Friday, June 6, 2008

Gardening and Knitting

Now that spring has finally come to the Palouse and I can get outside in the dirt, it becomes a challenge to decide what to do in my free time--knit or play in the dirt? Notice, one of my choices is not "clean house"!

So, it's, stay inside when it's dark--raining--too hot, and spend the rest of the time weeding, pruning, planting, etc.

I do enjoy working in my yard. Last year, I had my entire "front yard" plowed up so I don't have to cut grass and I'm turning it in a big flower garden. Already had quite a few things planted here and there, but I splurged and bought more perennials that I have had before at a single time.

When I bought the house, the previous owner had already planted quite a few irises on the front edge of the yard. Luckily, her choices were mostly shades of purple. I planted a few allium last fall, and they have come up just beautifully. I love to cut flowers to have on my desk at work, at the few allium that I've taken in draw much appreciation.

I'm aiming for a yard that will attract butterflies and hummingbirds and other flying creatures (although I have to say that I've seen too many mosquitoes already this year!).

Two years ago, I already turned the part of my front yard on the narrow side of my driveway into a miniature rose garden. Last weekend, I fed them and did a little pruning left from the fall, and the roses will soon be in bloom.

I have a small area to the side of my house set aside for veggies--have tomatoes, lettuce, kale, beans, zucchini, peppers and a few other miscellaneous things planted there. Seeds are just beginning to come up.

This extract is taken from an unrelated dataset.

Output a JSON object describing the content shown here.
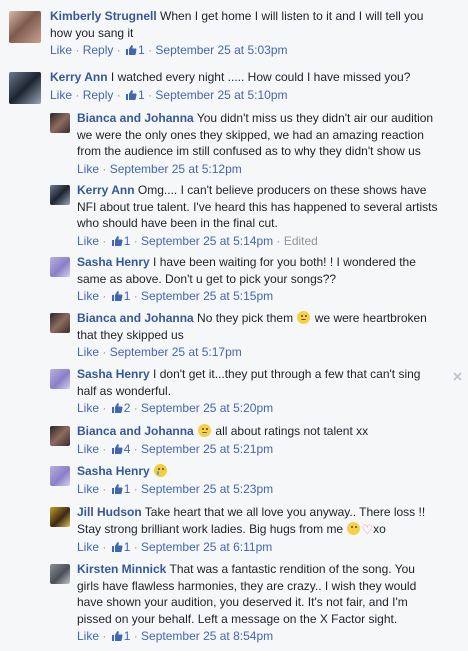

It's been a slow, cool spring--and rainy all this week--which makes it excellent to dig out the insistent grass that keeps trying to come up where I don't want it!

But I finished my entrelac shawl last week, put on a fringe, and blocked it. I really enjoy the entrelac knitting, and the colors of the shawl are just fabulous.

I have so many knitting projects in mind--and so much yarn--so little time! I tend to have many projects going at once: at least one that takes concentration that I have to do when home alone; something easier that I can take with me when I join other people knitting; usually at least one sock on the needles; and a couple of projects just waiting to be finished.